Problem statement:
From the records, pick out and copy each line containing "scores".

━━ Data records

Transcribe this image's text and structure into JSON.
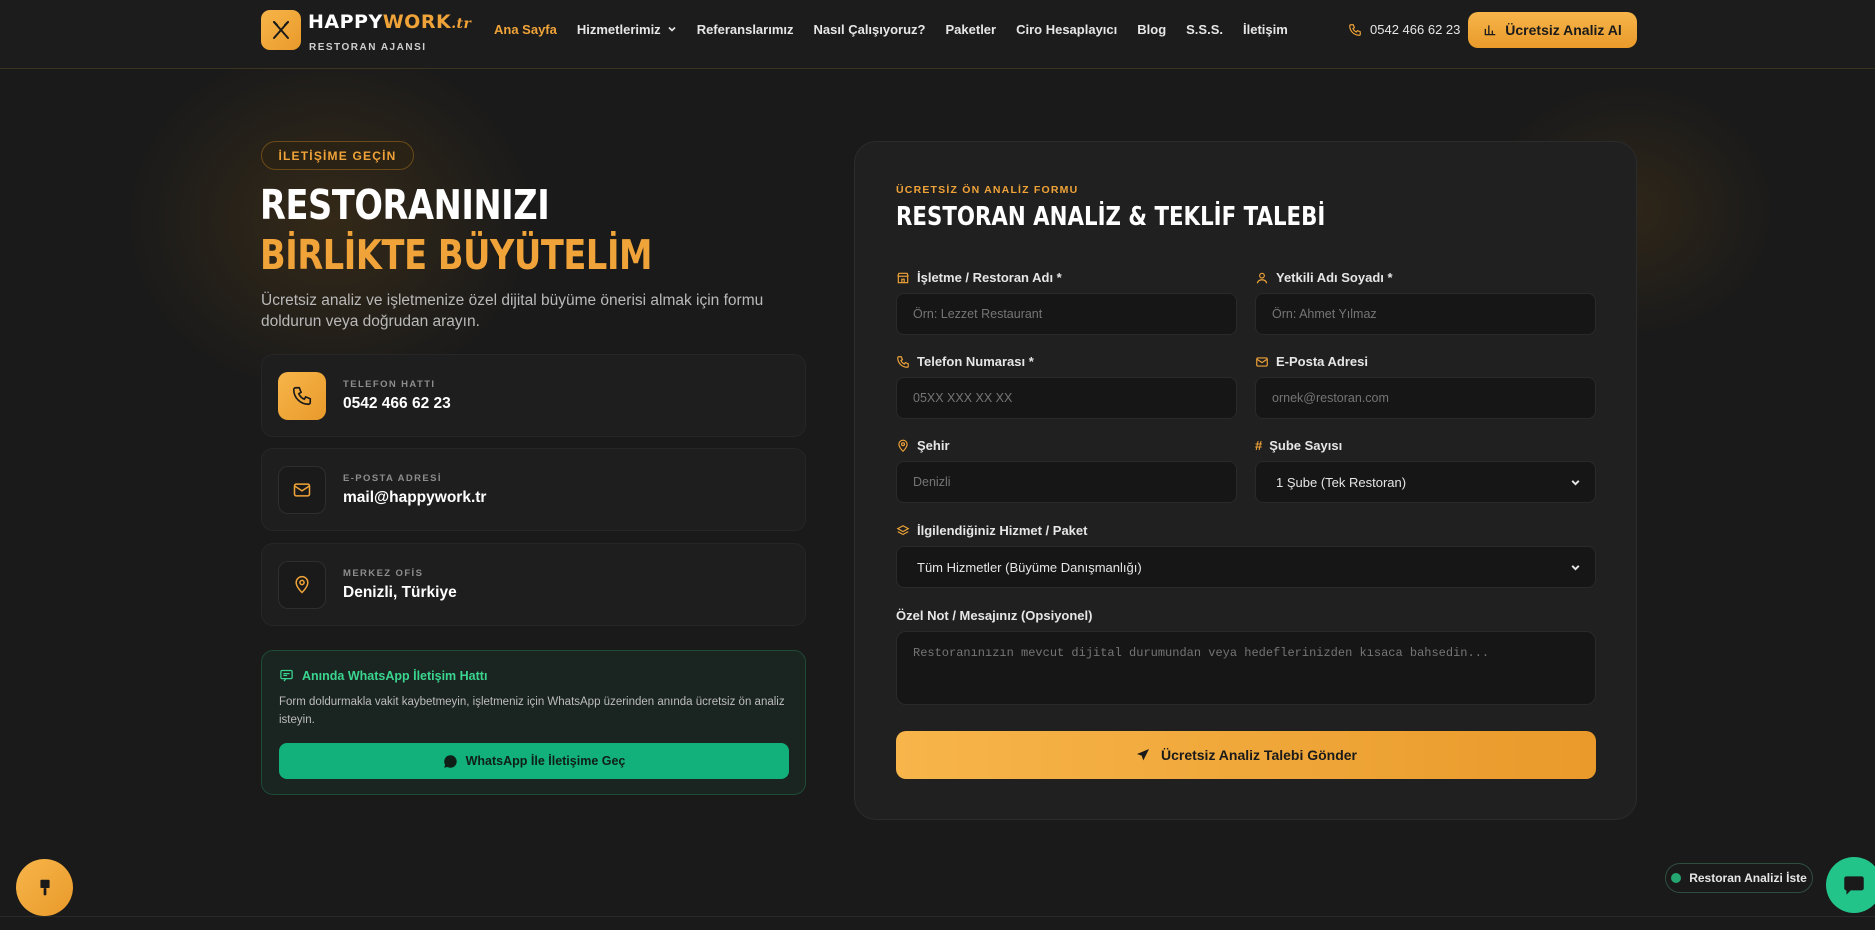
{
  "header": {
    "brand": {
      "part1": "HAPPY",
      "part2": "WORK",
      "part3": ".tr",
      "subtitle": "RESTORAN AJANSI"
    },
    "nav": [
      {
        "label": "Ana Sayfa",
        "active": true
      },
      {
        "label": "Hizmetlerimiz",
        "dropdown": true
      },
      {
        "label": "Referanslarımız"
      },
      {
        "label": "Nasıl Çalışıyoruz?"
      },
      {
        "label": "Paketler"
      },
      {
        "label": "Ciro Hesaplayıcı"
      },
      {
        "label": "Blog"
      },
      {
        "label": "S.S.S."
      },
      {
        "label": "İletişim"
      }
    ],
    "phone": "0542 466 62 23",
    "cta_label": "Ücretsiz Analiz Al"
  },
  "hero": {
    "badge": "İLETİŞİME GEÇİN",
    "title_line1": "RESTORANINIZI",
    "title_line2": "BİRLİKTE BÜYÜTELİM",
    "description": "Ücretsiz analiz ve işletmenize özel dijital büyüme önerisi almak için formu doldurun veya doğrudan arayın."
  },
  "contacts": [
    {
      "label": "TELEFON HATTI",
      "value": "0542 466 62 23",
      "icon": "phone-icon"
    },
    {
      "label": "E-POSTA ADRESİ",
      "value": "mail@happywork.tr",
      "icon": "mail-icon"
    },
    {
      "label": "MERKEZ OFİS",
      "value": "Denizli, Türkiye",
      "icon": "map-pin-icon"
    }
  ],
  "whatsapp": {
    "title": "Anında WhatsApp İletişim Hattı",
    "description": "Form doldurmakla vakit kaybetmeyin, işletmeniz için WhatsApp üzerinden anında ücretsiz ön analiz isteyin.",
    "button_label": "WhatsApp İle İletişime Geç"
  },
  "form": {
    "kicker": "ÜCRETSİZ ÖN ANALİZ FORMU",
    "title": "RESTORAN ANALİZ & TEKLİF TALEBİ",
    "fields": {
      "business_name": {
        "label": "İşletme / Restoran Adı *",
        "placeholder": "Örn: Lezzet Restaurant"
      },
      "contact_name": {
        "label": "Yetkili Adı Soyadı *",
        "placeholder": "Örn: Ahmet Yılmaz"
      },
      "phone": {
        "label": "Telefon Numarası *",
        "placeholder": "05XX XXX XX XX"
      },
      "email": {
        "label": "E-Posta Adresi",
        "placeholder": "ornek@restoran.com"
      },
      "city": {
        "label": "Şehir",
        "placeholder": "Denizli"
      },
      "branch_count": {
        "label": "Şube Sayısı",
        "value": "1 Şube (Tek Restoran)"
      },
      "service": {
        "label": "İlgilendiğiniz Hizmet / Paket",
        "value": "Tüm Hizmetler (Büyüme Danışmanlığı)"
      },
      "message": {
        "label": "Özel Not / Mesajınız (Opsiyonel)",
        "placeholder": "Restoranınızın mevcut dijital durumundan veya hedeflerinizden kısaca bahsedin..."
      }
    },
    "submit_label": "Ücretsiz Analiz Talebi Gönder"
  },
  "floating": {
    "pill_label": "Restoran Analizi İste"
  },
  "colors": {
    "accent": "#f0a338",
    "background": "#1a1a1a",
    "whatsapp": "#12b07a"
  }
}
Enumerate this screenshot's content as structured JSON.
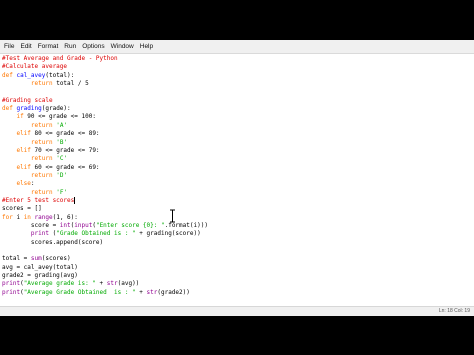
{
  "menu": [
    "File",
    "Edit",
    "Format",
    "Run",
    "Options",
    "Window",
    "Help"
  ],
  "colors": {
    "comment": "#dd0000",
    "keyword": "#ff7700",
    "builtin": "#900090",
    "string": "#00aa00",
    "definition": "#0000ff",
    "default": "#000000"
  },
  "code": [
    [
      [
        "comment",
        "#Test Average and Grade - Python"
      ]
    ],
    [
      [
        "comment",
        "#Calculate average"
      ]
    ],
    [
      [
        "keyword",
        "def "
      ],
      [
        "definition",
        "cal_avey"
      ],
      [
        "default",
        "(total):"
      ]
    ],
    [
      [
        "default",
        "        "
      ],
      [
        "keyword",
        "return"
      ],
      [
        "default",
        " total / 5"
      ]
    ],
    [
      [
        "default",
        ""
      ]
    ],
    [
      [
        "comment",
        "#Grading scale"
      ]
    ],
    [
      [
        "keyword",
        "def "
      ],
      [
        "definition",
        "grading"
      ],
      [
        "default",
        "(grade):"
      ]
    ],
    [
      [
        "default",
        "    "
      ],
      [
        "keyword",
        "if"
      ],
      [
        "default",
        " 90 <= grade <= 100:"
      ]
    ],
    [
      [
        "default",
        "        "
      ],
      [
        "keyword",
        "return"
      ],
      [
        "default",
        " "
      ],
      [
        "string",
        "'A'"
      ]
    ],
    [
      [
        "default",
        "    "
      ],
      [
        "keyword",
        "elif"
      ],
      [
        "default",
        " 80 <= grade <= 89:"
      ]
    ],
    [
      [
        "default",
        "        "
      ],
      [
        "keyword",
        "return"
      ],
      [
        "default",
        " "
      ],
      [
        "string",
        "'B'"
      ]
    ],
    [
      [
        "default",
        "    "
      ],
      [
        "keyword",
        "elif"
      ],
      [
        "default",
        " 70 <= grade <= 79:"
      ]
    ],
    [
      [
        "default",
        "        "
      ],
      [
        "keyword",
        "return"
      ],
      [
        "default",
        " "
      ],
      [
        "string",
        "'C'"
      ]
    ],
    [
      [
        "default",
        "    "
      ],
      [
        "keyword",
        "elif"
      ],
      [
        "default",
        " 60 <= grade <= 69:"
      ]
    ],
    [
      [
        "default",
        "        "
      ],
      [
        "keyword",
        "return"
      ],
      [
        "default",
        " "
      ],
      [
        "string",
        "'D'"
      ]
    ],
    [
      [
        "default",
        "    "
      ],
      [
        "keyword",
        "else"
      ],
      [
        "default",
        ":"
      ]
    ],
    [
      [
        "default",
        "        "
      ],
      [
        "keyword",
        "return"
      ],
      [
        "default",
        " "
      ],
      [
        "string",
        "'F'"
      ]
    ],
    [
      [
        "comment",
        "#Enter 5 test scores"
      ]
    ],
    [
      [
        "default",
        "scores = []"
      ]
    ],
    [
      [
        "keyword",
        "for"
      ],
      [
        "default",
        " i "
      ],
      [
        "keyword",
        "in"
      ],
      [
        "default",
        " "
      ],
      [
        "builtin",
        "range"
      ],
      [
        "default",
        "(1, 6):"
      ]
    ],
    [
      [
        "default",
        "        score = "
      ],
      [
        "builtin",
        "int"
      ],
      [
        "default",
        "("
      ],
      [
        "builtin",
        "input"
      ],
      [
        "default",
        "("
      ],
      [
        "string",
        "\"Enter score {0}: \""
      ],
      [
        "default",
        ".format(i)))"
      ]
    ],
    [
      [
        "default",
        "        "
      ],
      [
        "builtin",
        "print"
      ],
      [
        "default",
        " ("
      ],
      [
        "string",
        "\"Grade Obtained is : \""
      ],
      [
        "default",
        " + grading(score))"
      ]
    ],
    [
      [
        "default",
        "        scores.append(score)"
      ]
    ],
    [
      [
        "default",
        ""
      ]
    ],
    [
      [
        "default",
        "total = "
      ],
      [
        "builtin",
        "sum"
      ],
      [
        "default",
        "(scores)"
      ]
    ],
    [
      [
        "default",
        "avg = cal_avey(total)"
      ]
    ],
    [
      [
        "default",
        "grade2 = grading(avg)"
      ]
    ],
    [
      [
        "builtin",
        "print"
      ],
      [
        "default",
        "("
      ],
      [
        "string",
        "\"Average grade is: \""
      ],
      [
        "default",
        " + "
      ],
      [
        "builtin",
        "str"
      ],
      [
        "default",
        "(avg))"
      ]
    ],
    [
      [
        "builtin",
        "print"
      ],
      [
        "default",
        "("
      ],
      [
        "string",
        "\"Average Grade Obtained  is : \""
      ],
      [
        "default",
        " + "
      ],
      [
        "builtin",
        "str"
      ],
      [
        "default",
        "(grade2))"
      ]
    ]
  ],
  "status": "Ln: 18  Col: 19"
}
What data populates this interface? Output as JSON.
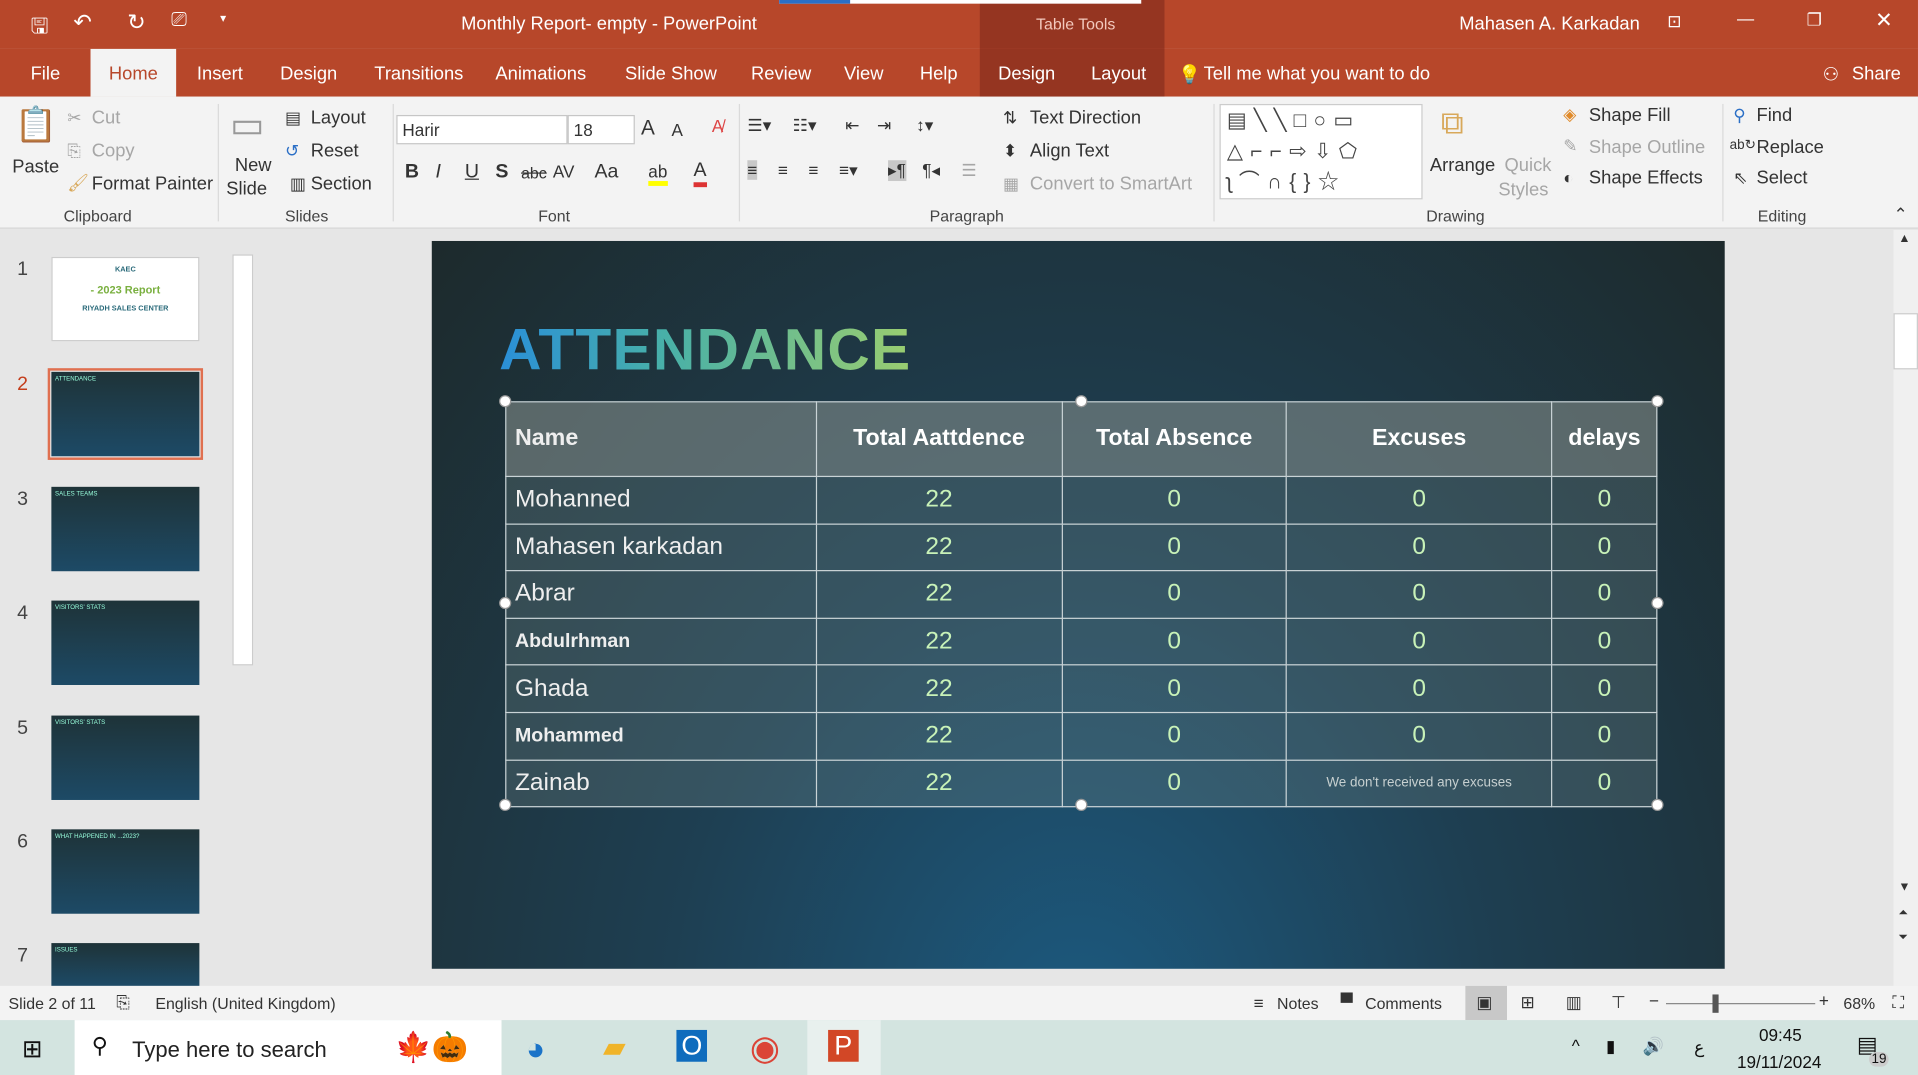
{
  "title_bar": {
    "doc_title": "Monthly Report- empty  -  PowerPoint",
    "context": "Table Tools",
    "user": "Mahasen A. Karkadan"
  },
  "tabs": [
    "File",
    "Home",
    "Insert",
    "Design",
    "Transitions",
    "Animations",
    "Slide Show",
    "Review",
    "View",
    "Help",
    "Design",
    "Layout"
  ],
  "tell_me": "Tell me what you want to do",
  "share": "Share",
  "ribbon": {
    "clipboard": {
      "paste": "Paste",
      "cut": "Cut",
      "copy": "Copy",
      "format_painter": "Format Painter",
      "group": "Clipboard"
    },
    "slides": {
      "new_slide": "New",
      "new_slide2": "Slide",
      "layout": "Layout",
      "reset": "Reset",
      "section": "Section",
      "group": "Slides"
    },
    "font": {
      "name": "Harir",
      "size": "18",
      "group": "Font",
      "bold": "B",
      "italic": "I",
      "underline": "U",
      "shadow": "S",
      "strike": "abc",
      "spacing": "AV",
      "case": "Aa",
      "grow": "A",
      "shrink": "A"
    },
    "paragraph": {
      "text_direction": "Text Direction",
      "align_text": "Align Text",
      "smartart": "Convert to SmartArt",
      "group": "Paragraph"
    },
    "drawing": {
      "arrange": "Arrange",
      "quick": "Quick",
      "styles": "Styles",
      "fill": "Shape Fill",
      "outline": "Shape Outline",
      "effects": "Shape Effects",
      "group": "Drawing"
    },
    "editing": {
      "find": "Find",
      "replace": "Replace",
      "select": "Select",
      "group": "Editing"
    }
  },
  "thumbnails": [
    {
      "n": "1",
      "lines": [
        "KAEC",
        "- 2023 Report",
        "RIYADH SALES CENTER"
      ]
    },
    {
      "n": "2",
      "lines": [
        "ATTENDANCE"
      ]
    },
    {
      "n": "3",
      "lines": [
        "SALES TEAMS"
      ]
    },
    {
      "n": "4",
      "lines": [
        "VISITORS' STATS"
      ]
    },
    {
      "n": "5",
      "lines": [
        "VISITORS' STATS"
      ]
    },
    {
      "n": "6",
      "lines": [
        "WHAT HAPPENED IN ...2023?"
      ]
    },
    {
      "n": "7",
      "lines": [
        "ISSUES"
      ]
    }
  ],
  "slide": {
    "title": "ATTENDANCE",
    "headers": [
      "Name",
      "Total Aattdence",
      "Total Absence",
      "Excuses",
      "delays"
    ],
    "rows": [
      [
        "Mohanned",
        "22",
        "0",
        "0",
        "0"
      ],
      [
        "Mahasen karkadan",
        "22",
        "0",
        "0",
        "0"
      ],
      [
        "Abrar",
        "22",
        "0",
        "0",
        "0"
      ],
      [
        "Abdulrhman",
        "22",
        "0",
        "0",
        "0"
      ],
      [
        "Ghada",
        "22",
        "0",
        "0",
        "0"
      ],
      [
        "Mohammed",
        "22",
        "0",
        "0",
        "0"
      ],
      [
        "Zainab",
        "22",
        "0",
        "We don't received any excuses",
        "0"
      ]
    ]
  },
  "status": {
    "slide": "Slide 2 of 11",
    "lang": "English (United Kingdom)",
    "notes": "Notes",
    "comments": "Comments",
    "zoom": "68%",
    "zoom_percent": 68
  },
  "taskbar": {
    "search": "Type here to search",
    "time": "09:45",
    "date": "19/11/2024",
    "notif": "19",
    "ime": "ع"
  },
  "colors": {
    "accent": "#b7472a",
    "table_number": "#c8f2b8"
  }
}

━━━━

Written answer:
        "#Enter 5 test scores"
        "scores = []"
        "        scores.append(score)"
        "(scores)"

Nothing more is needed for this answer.